The real Siena with her mom Erika and her brother, Rhett (holding his favorite rock.)

The real Siena with her mom Erika and her brother, Rhett (holding his favorite rock.)

*Click here to buy a signed print of the art in this post.

Text and images © Sue Shanahan. All rights reserved. www.sueshanahan.com

Live From the Inside Out

Your time is limited, so don’t waste it living someone else’s life. Don’t be trapped by dogma – which is living with the results of other people’s thinking. Don’t let the noise of others’ opinions drown out your own inner voice. And most important, have the courage to follow your heart and intuition. They somehow already know what you truly want to become. Everything else is secondary. -Steve Jobs

Live From the Inside Out

Live from the inside out. That’s my motto for the year. I have put the kibosh on following social convention and fulfilling other’s expectations. Living in a box of someone else’s making leaves little room for sharing your gifts with the world.

Over the years, I’ve learned to actually feel when my heart is speaking to me. It takes quieting the mind to discern the embedded whisper.

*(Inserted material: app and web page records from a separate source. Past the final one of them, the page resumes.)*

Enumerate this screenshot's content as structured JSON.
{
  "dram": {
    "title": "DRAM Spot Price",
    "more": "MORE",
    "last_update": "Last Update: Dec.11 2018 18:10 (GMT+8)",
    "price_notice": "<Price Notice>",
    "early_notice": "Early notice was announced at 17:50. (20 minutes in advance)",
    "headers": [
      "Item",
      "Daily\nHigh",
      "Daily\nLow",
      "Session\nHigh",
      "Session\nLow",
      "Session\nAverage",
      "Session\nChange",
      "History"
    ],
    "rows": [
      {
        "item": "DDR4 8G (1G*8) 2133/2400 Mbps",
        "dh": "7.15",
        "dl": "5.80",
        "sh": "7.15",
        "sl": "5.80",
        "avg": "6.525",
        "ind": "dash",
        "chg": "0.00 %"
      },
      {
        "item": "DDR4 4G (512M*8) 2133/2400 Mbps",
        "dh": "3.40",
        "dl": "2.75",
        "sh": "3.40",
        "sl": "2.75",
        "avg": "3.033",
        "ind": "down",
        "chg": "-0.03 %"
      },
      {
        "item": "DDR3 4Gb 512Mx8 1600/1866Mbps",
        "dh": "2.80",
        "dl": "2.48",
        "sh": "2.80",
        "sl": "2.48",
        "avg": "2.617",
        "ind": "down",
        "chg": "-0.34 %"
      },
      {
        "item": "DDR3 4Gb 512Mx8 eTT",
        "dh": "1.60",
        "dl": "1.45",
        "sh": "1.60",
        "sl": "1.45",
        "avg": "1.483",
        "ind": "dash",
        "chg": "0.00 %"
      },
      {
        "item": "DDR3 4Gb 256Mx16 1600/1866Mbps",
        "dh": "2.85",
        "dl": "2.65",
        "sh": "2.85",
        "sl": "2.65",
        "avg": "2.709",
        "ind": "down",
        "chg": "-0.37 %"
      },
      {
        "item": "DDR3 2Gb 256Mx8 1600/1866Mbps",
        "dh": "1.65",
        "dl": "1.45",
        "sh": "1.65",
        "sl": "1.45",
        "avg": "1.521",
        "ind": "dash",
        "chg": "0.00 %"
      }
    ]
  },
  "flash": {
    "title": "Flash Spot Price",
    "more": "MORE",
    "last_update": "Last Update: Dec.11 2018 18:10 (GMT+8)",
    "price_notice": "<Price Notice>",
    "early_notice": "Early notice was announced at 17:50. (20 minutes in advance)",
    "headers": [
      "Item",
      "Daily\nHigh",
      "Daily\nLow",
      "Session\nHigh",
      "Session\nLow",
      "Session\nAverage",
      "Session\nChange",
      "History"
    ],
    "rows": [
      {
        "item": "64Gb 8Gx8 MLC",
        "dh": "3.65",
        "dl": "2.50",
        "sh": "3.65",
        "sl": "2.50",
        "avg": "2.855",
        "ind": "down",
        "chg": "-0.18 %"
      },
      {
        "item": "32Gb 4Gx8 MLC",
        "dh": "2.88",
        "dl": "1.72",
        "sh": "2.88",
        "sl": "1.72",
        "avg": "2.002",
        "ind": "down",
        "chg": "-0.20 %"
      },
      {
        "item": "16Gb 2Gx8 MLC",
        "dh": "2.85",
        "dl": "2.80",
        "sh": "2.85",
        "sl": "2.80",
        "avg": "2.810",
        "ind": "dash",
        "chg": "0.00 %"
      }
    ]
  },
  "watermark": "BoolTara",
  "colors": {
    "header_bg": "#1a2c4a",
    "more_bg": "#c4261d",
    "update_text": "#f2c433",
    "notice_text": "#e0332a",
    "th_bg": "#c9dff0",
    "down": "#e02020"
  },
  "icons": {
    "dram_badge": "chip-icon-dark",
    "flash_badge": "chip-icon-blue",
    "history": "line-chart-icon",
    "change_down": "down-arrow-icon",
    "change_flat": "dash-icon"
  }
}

Granted, many times I’ve ignored that guidance and gone into my brain. There is nothing like trying to reason your way to safety for a sense of false security. Being safe and being an artist do not go hand in hand.

I’m a firm believer that we are born to share our gifts with the world. The older I get the clearer it becomes that I’m just passing through this realm. That knowledge is what has brought me to the decision to take directions from within. Living from the inside feels risky until I consider the ticking clock. American author Erma Bombeck said,  “When I stand before God at the end of my life, I would hope that I would not have a single bit of talent left, and could say, ‘I used everything you gave me’.”

Allegra was the perfect model for my illustration. Living from the inside out is something she was born doing.

Allegra was the perfect model for my illustration. Living from the inside out is something she was born doing.

Text and images © Sue Shanahan. All rights reserved. www.sueshanahan.com

 

Live From the Inside Out

Your time is limited, so don’t waste it living someone else’s life. Don’t be trapped by dogma – which is living with the results of other people’s thinking. Don’t let the noise of others’ opinions drown out your own inner voice. And most important, have the courage to follow your heart and intuition. They somehow already know what you truly want to become. Everything else is secondary. -Steve Jobs

Live fro the Inside Out

Live from the Inside Out

Live from the inside out. That’s my motto for the year. I have put the kibosh on following social convention and fulfilling other’s expectations. Living in a box of someone else’s making leaves little room for sharing your gifts with the world.

Over the years, I’ve learned to actually feel when my heart is speaking to me. It takes quieting the mind to discern the embedded whisper. Granted, many times I’ve ignored that guidance and gone into my brain. There is nothing like trying to reason your way to safety for a sense of false security. Being safe and being an artist do not go hand in hand.

I’m a firm believer that we are born to share our gifts with the world. The older I get the clearer it becomes that I’m just passing through this realm. That knowledge is what has brought me to the decision to take directions from within. Living from the inside feels risky until I consider the ticking clock. American author Erma Bombeck said,  “When I stand before God at the end of my life, I would hope that I would not have a single bit of talent left, and could say, ‘I used everything you gave me’.”

Allegra was the perfect model for my illustration. Living from the inside out is something she was born doing.

Allegra was the perfect model for my illustration. Living from the inside out is something she was born doing.

Me too.

Text and images © Sue Shanahan. All rights reserved. www.sueshanahan.com